One figure is the expected answer: how many lines in the listing contain "Send".

* _Exercise inputs_
★ ★ ★ ★ ★

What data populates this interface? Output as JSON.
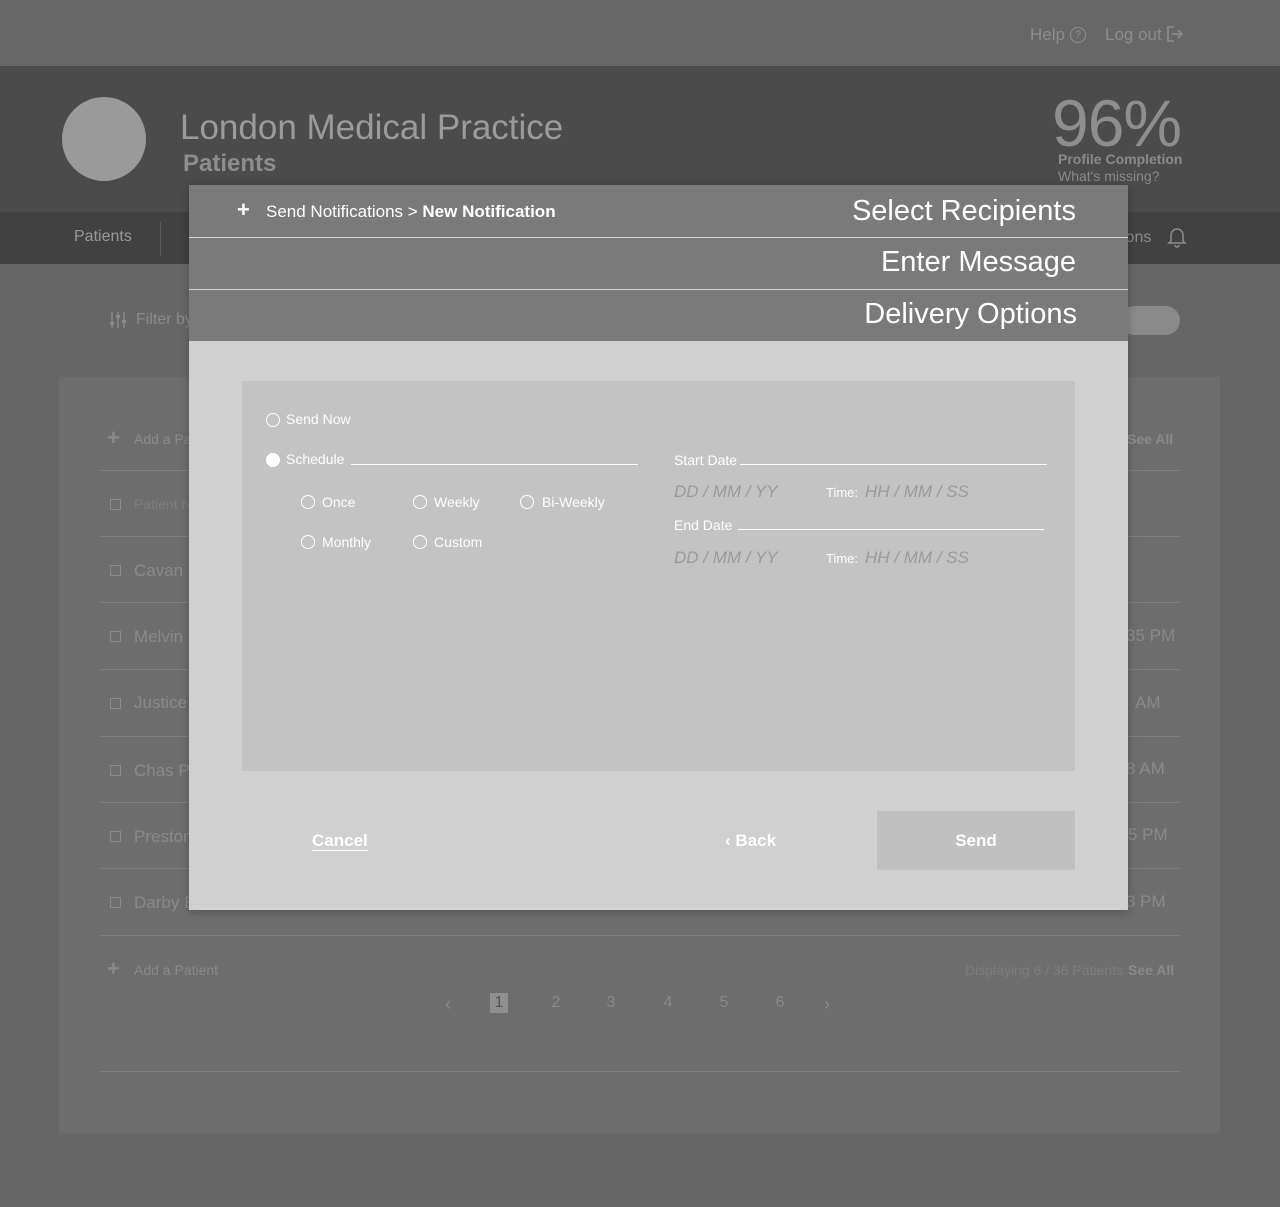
{
  "topbar": {
    "help": "Help",
    "help_icon_glyph": "?",
    "logout": "Log out"
  },
  "header": {
    "practice_name": "London Medical Practice",
    "subtitle": "Patients",
    "completion_percent": "96%",
    "completion_label": "Profile Completion",
    "completion_link": "What's missing?"
  },
  "nav": {
    "patients": "Patients",
    "notifications_fragment": "ions"
  },
  "filter": {
    "label": "Filter by"
  },
  "list": {
    "add_patient_top": "Add a Pa",
    "see_all": "See All",
    "column_patient_name": "Patient N",
    "rows": [
      {
        "name": "Cavan S",
        "time": ""
      },
      {
        "name": "Melvin I",
        "time": "35 PM"
      },
      {
        "name": "Justice",
        "time": "AM"
      },
      {
        "name": "Chas P",
        "time": "8 AM"
      },
      {
        "name": "Preston",
        "time": "5 PM"
      },
      {
        "name": "Darby E",
        "time": "3 PM"
      }
    ],
    "add_patient_bottom": "Add a Patient",
    "displaying": "Displaying 6 / 36 Patients.",
    "see_all_bottom": "See All"
  },
  "pagination": {
    "prev": "‹",
    "next": "›",
    "pages": [
      "1",
      "2",
      "3",
      "4",
      "5",
      "6"
    ],
    "current": "1"
  },
  "modal": {
    "breadcrumb_plus": "+",
    "breadcrumb_prefix": "Send Notifications > ",
    "breadcrumb_current": "New Notification",
    "steps": [
      "Select Recipients",
      "Enter Message",
      "Delivery Options"
    ],
    "send_now": "Send Now",
    "schedule": "Schedule",
    "frequency_options": [
      "Once",
      "Weekly",
      "Bi-Weekly",
      "Monthly",
      "Custom"
    ],
    "start_date_label": "Start Date",
    "end_date_label": "End Date",
    "date_placeholder": "DD / MM / YY",
    "time_label": "Time:",
    "time_placeholder": "HH / MM / SS",
    "cancel": "Cancel",
    "back": "Back",
    "back_chevron": "‹",
    "send": "Send"
  }
}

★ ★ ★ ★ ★

* _Response to this exercise_
3